PROVIDED ENTRIES section start
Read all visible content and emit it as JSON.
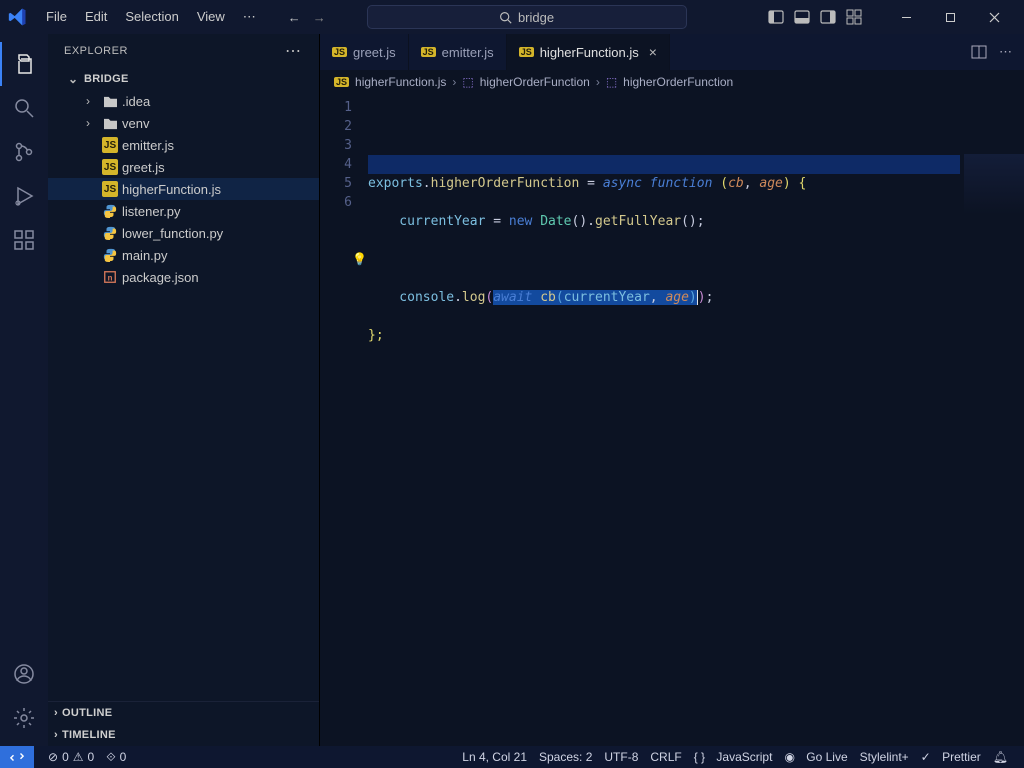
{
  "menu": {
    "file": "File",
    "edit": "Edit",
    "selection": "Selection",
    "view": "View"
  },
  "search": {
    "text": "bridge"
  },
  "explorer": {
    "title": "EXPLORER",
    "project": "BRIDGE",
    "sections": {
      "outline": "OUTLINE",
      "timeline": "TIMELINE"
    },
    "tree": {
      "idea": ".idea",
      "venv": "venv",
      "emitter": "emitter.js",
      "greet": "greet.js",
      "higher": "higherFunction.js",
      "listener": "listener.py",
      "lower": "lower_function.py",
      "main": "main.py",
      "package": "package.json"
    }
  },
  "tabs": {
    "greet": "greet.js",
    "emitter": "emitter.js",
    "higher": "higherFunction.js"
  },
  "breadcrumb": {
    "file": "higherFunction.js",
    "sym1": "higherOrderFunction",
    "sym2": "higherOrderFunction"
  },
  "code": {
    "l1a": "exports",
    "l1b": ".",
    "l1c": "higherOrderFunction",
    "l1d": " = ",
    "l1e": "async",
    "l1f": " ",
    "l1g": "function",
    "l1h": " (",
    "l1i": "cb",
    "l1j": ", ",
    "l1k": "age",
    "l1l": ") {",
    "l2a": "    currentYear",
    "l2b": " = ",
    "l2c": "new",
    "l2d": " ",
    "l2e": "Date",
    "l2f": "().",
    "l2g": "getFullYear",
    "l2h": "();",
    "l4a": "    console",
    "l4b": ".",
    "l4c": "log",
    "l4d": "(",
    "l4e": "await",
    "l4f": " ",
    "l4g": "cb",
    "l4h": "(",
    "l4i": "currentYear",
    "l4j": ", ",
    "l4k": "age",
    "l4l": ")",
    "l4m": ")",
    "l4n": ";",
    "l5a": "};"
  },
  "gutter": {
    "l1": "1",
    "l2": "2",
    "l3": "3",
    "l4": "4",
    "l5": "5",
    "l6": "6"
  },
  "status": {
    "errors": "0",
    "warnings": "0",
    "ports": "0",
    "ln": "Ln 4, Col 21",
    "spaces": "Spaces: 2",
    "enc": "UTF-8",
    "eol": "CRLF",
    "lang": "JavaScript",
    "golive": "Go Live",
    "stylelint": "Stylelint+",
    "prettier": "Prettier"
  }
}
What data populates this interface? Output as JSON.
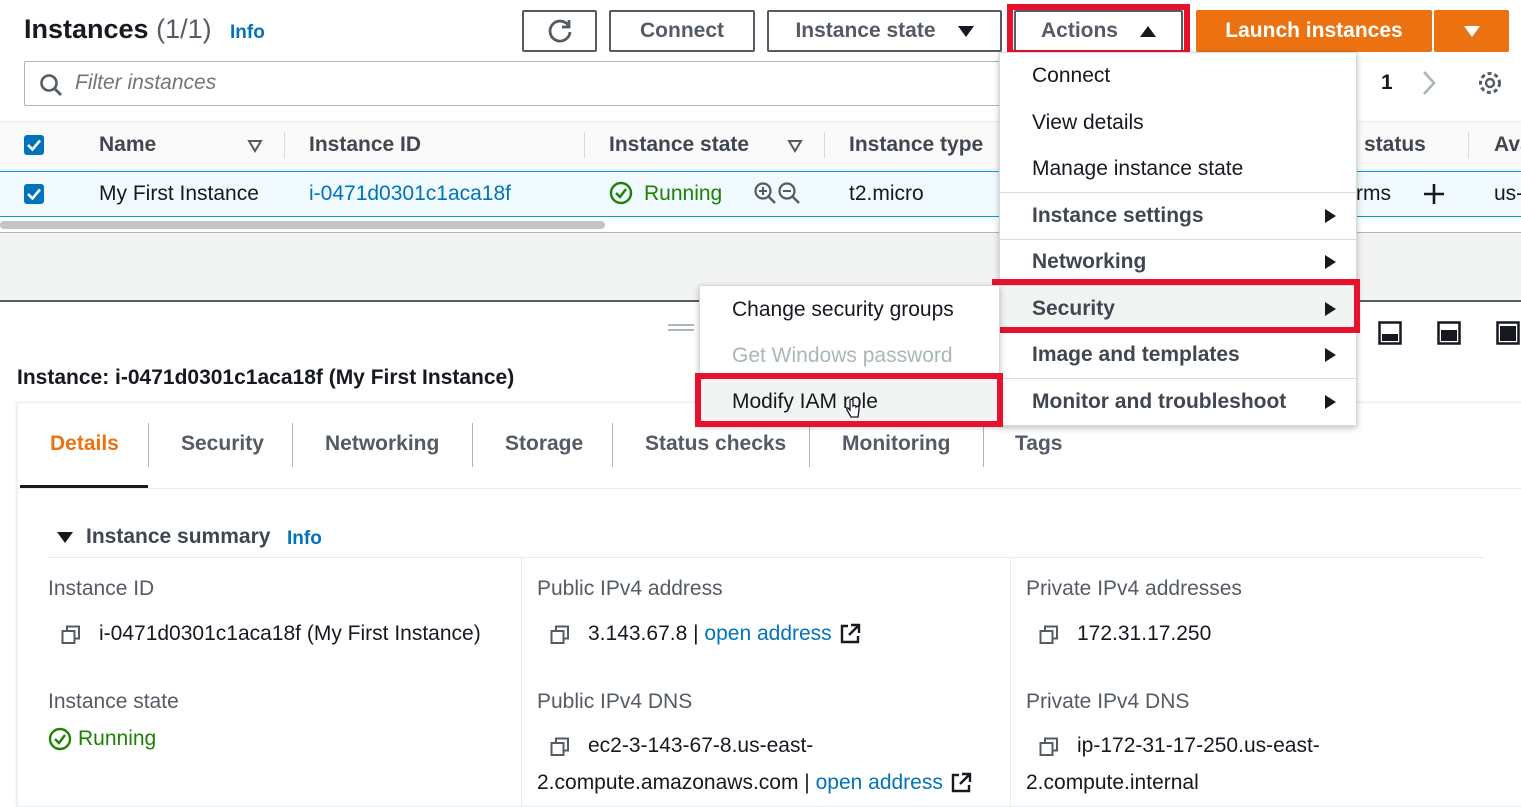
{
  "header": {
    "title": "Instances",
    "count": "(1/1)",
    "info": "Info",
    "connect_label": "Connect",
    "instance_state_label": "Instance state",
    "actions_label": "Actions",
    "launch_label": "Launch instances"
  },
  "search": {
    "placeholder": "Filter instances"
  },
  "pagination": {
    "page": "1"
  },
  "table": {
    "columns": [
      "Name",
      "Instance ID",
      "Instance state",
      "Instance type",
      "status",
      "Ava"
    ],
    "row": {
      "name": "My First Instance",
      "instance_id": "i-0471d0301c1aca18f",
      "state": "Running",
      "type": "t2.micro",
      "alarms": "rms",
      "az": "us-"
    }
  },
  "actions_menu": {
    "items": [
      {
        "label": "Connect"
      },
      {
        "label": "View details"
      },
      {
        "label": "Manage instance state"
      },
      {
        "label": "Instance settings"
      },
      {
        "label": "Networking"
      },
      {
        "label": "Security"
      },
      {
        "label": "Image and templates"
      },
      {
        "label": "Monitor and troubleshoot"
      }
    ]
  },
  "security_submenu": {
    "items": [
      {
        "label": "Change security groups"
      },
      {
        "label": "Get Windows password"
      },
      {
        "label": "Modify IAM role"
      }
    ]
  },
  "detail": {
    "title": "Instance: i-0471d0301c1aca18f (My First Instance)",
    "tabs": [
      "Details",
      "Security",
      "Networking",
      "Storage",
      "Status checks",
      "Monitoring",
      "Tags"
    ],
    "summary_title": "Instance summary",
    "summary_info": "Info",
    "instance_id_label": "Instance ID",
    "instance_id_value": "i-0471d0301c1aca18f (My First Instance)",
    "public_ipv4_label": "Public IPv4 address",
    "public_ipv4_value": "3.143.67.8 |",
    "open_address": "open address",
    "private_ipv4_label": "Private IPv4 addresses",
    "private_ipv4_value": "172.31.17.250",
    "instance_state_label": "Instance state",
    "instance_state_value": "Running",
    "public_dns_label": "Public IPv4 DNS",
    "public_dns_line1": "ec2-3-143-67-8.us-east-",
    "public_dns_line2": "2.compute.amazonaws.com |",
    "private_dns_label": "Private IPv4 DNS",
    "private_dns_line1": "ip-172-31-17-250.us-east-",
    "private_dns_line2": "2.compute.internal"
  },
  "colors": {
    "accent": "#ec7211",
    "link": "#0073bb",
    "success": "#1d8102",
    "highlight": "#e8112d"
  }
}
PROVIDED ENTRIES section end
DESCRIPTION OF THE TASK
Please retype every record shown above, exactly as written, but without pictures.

WRITTEN REPLY
Read all visible content and emit it as JSON.
{
  "menu": {
    "file": "File",
    "edit": "Edit",
    "selection": "Selection",
    "view": "View"
  },
  "search": {
    "text": "bridge"
  },
  "explorer": {
    "title": "EXPLORER",
    "project": "BRIDGE",
    "sections": {
      "outline": "OUTLINE",
      "timeline": "TIMELINE"
    },
    "tree": {
      "idea": ".idea",
      "venv": "venv",
      "emitter": "emitter.js",
      "greet": "greet.js",
      "higher": "higherFunction.js",
      "listener": "listener.py",
      "lower": "lower_function.py",
      "main": "main.py",
      "package": "package.json"
    }
  },
  "tabs": {
    "greet": "greet.js",
    "emitter": "emitter.js",
    "higher": "higherFunction.js"
  },
  "breadcrumb": {
    "file": "higherFunction.js",
    "sym1": "higherOrderFunction",
    "sym2": "higherOrderFunction"
  },
  "code": {
    "l1a": "exports",
    "l1b": ".",
    "l1c": "higherOrderFunction",
    "l1d": " = ",
    "l1e": "async",
    "l1f": " ",
    "l1g": "function",
    "l1h": " (",
    "l1i": "cb",
    "l1j": ", ",
    "l1k": "age",
    "l1l": ") {",
    "l2a": "    currentYear",
    "l2b": " = ",
    "l2c": "new",
    "l2d": " ",
    "l2e": "Date",
    "l2f": "().",
    "l2g": "getFullYear",
    "l2h": "();",
    "l4a": "    console",
    "l4b": ".",
    "l4c": "log",
    "l4d": "(",
    "l4e": "await",
    "l4f": " ",
    "l4g": "cb",
    "l4h": "(",
    "l4i": "currentYear",
    "l4j": ", ",
    "l4k": "age",
    "l4l": ")",
    "l4m": ")",
    "l4n": ";",
    "l5a": "};"
  },
  "gutter": {
    "l1": "1",
    "l2": "2",
    "l3": "3",
    "l4": "4",
    "l5": "5",
    "l6": "6"
  },
  "status": {
    "errors": "0",
    "warnings": "0",
    "ports": "0",
    "ln": "Ln 4, Col 21",
    "spaces": "Spaces: 2",
    "enc": "UTF-8",
    "eol": "CRLF",
    "lang": "JavaScript",
    "golive": "Go Live",
    "stylelint": "Stylelint+",
    "prettier": "Prettier"
  }
}
What data populates this interface? Output as JSON.
{
  "header": {
    "title": "Instances",
    "count": "(1/1)",
    "info": "Info",
    "connect_label": "Connect",
    "instance_state_label": "Instance state",
    "actions_label": "Actions",
    "launch_label": "Launch instances"
  },
  "search": {
    "placeholder": "Filter instances"
  },
  "pagination": {
    "page": "1"
  },
  "table": {
    "columns": [
      "Name",
      "Instance ID",
      "Instance state",
      "Instance type",
      "status",
      "Ava"
    ],
    "row": {
      "name": "My First Instance",
      "instance_id": "i-0471d0301c1aca18f",
      "state": "Running",
      "type": "t2.micro",
      "alarms": "rms",
      "az": "us-"
    }
  },
  "actions_menu": {
    "items": [
      {
        "label": "Connect"
      },
      {
        "label": "View details"
      },
      {
        "label": "Manage instance state"
      },
      {
        "label": "Instance settings"
      },
      {
        "label": "Networking"
      },
      {
        "label": "Security"
      },
      {
        "label": "Image and templates"
      },
      {
        "label": "Monitor and troubleshoot"
      }
    ]
  },
  "security_submenu": {
    "items": [
      {
        "label": "Change security groups"
      },
      {
        "label": "Get Windows password"
      },
      {
        "label": "Modify IAM role"
      }
    ]
  },
  "detail": {
    "title": "Instance: i-0471d0301c1aca18f (My First Instance)",
    "tabs": [
      "Details",
      "Security",
      "Networking",
      "Storage",
      "Status checks",
      "Monitoring",
      "Tags"
    ],
    "summary_title": "Instance summary",
    "summary_info": "Info",
    "instance_id_label": "Instance ID",
    "instance_id_value": "i-0471d0301c1aca18f (My First Instance)",
    "public_ipv4_label": "Public IPv4 address",
    "public_ipv4_value": "3.143.67.8 |",
    "open_address": "open address",
    "private_ipv4_label": "Private IPv4 addresses",
    "private_ipv4_value": "172.31.17.250",
    "instance_state_label": "Instance state",
    "instance_state_value": "Running",
    "public_dns_label": "Public IPv4 DNS",
    "public_dns_line1": "ec2-3-143-67-8.us-east-",
    "public_dns_line2": "2.compute.amazonaws.com |",
    "private_dns_label": "Private IPv4 DNS",
    "private_dns_line1": "ip-172-31-17-250.us-east-",
    "private_dns_line2": "2.compute.internal"
  },
  "colors": {
    "accent": "#ec7211",
    "link": "#0073bb",
    "success": "#1d8102",
    "highlight": "#e8112d"
  }
}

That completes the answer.